African American Heritage Month at the Old Courthouse
In celebration of African American Heritage Month this February, the Old Courthouse will host free programs and events throughout the month to recognize and honor the culture, heritage and accomplishments of African Americans in St. Louis. Inquire about any of these events with the ranger stationed at the Information Desk in the Rotunda (the OCH is located at 11 North 4th Street, St. Louis, MO 63102), or by calling 877-982-1410.
Dred Scott Portrait Painting Workshops
Saturdays, February 4, 11 and 18; 1:00 p.m.
Discover important history contributing to the American Civil War while creating art. Visitors will work with Park Ranger Tony Gilpin, a professional artist, to contribute to an oil painting of Dred Scott and learn about Mr. Scott’s lawsuit for freedom from slavery. The image is based on one of the few surviving images of Mr. Scott from the period. Supplies will be provided.
Reenactment of the Dred and Harriet Scott Case
Saturdays and Sundays, February 4, 5, 11, 12, 18 & 19; 2:00 p.m.
The enslaved Scott familyincluding Dred, Harriet, and their daughterssued for their freedom from slavery prior to the Civil War. In one of the Old Courthouse’s restored courtrooms, rangers will facilitate a mock trial, and participants will read printed scripts, taking on the roles of the people involved in Mr. and Mrs. Scott’s 1850 trial.
The USAF Band of Mid-America’s Mobility Brass Quintet Concert
Saturday, February 11; noon
Join us in the Old Courthouse Rotunda for a blend of inspiration and entertainment that includes jazz standards, patriotic favorites and more.

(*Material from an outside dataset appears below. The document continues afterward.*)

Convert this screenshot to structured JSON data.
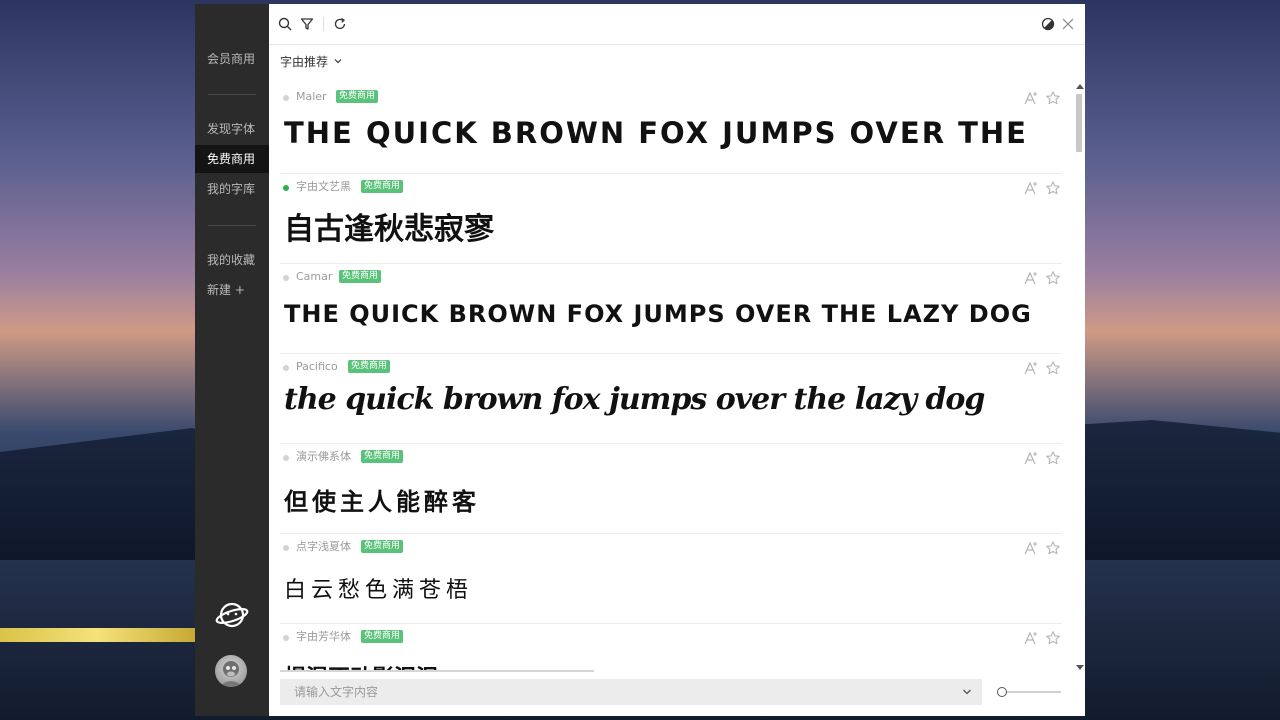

This component of the United States Air Force Band will appeal to the entire family, with a repertoire spanning five centuries, highlighting the rich diversity of American musical styles.
America’s Greatest Composer: Duke Ellington
Saturday, February 18; noon
Relying on his experience leading the United States Air Force Band, Park Ranger Steve Frioux leads us down a historic musical path. Utilizing his trombone and years of study, Ranger Frioux connects us to Duke Ellington’s astounding five-decade career.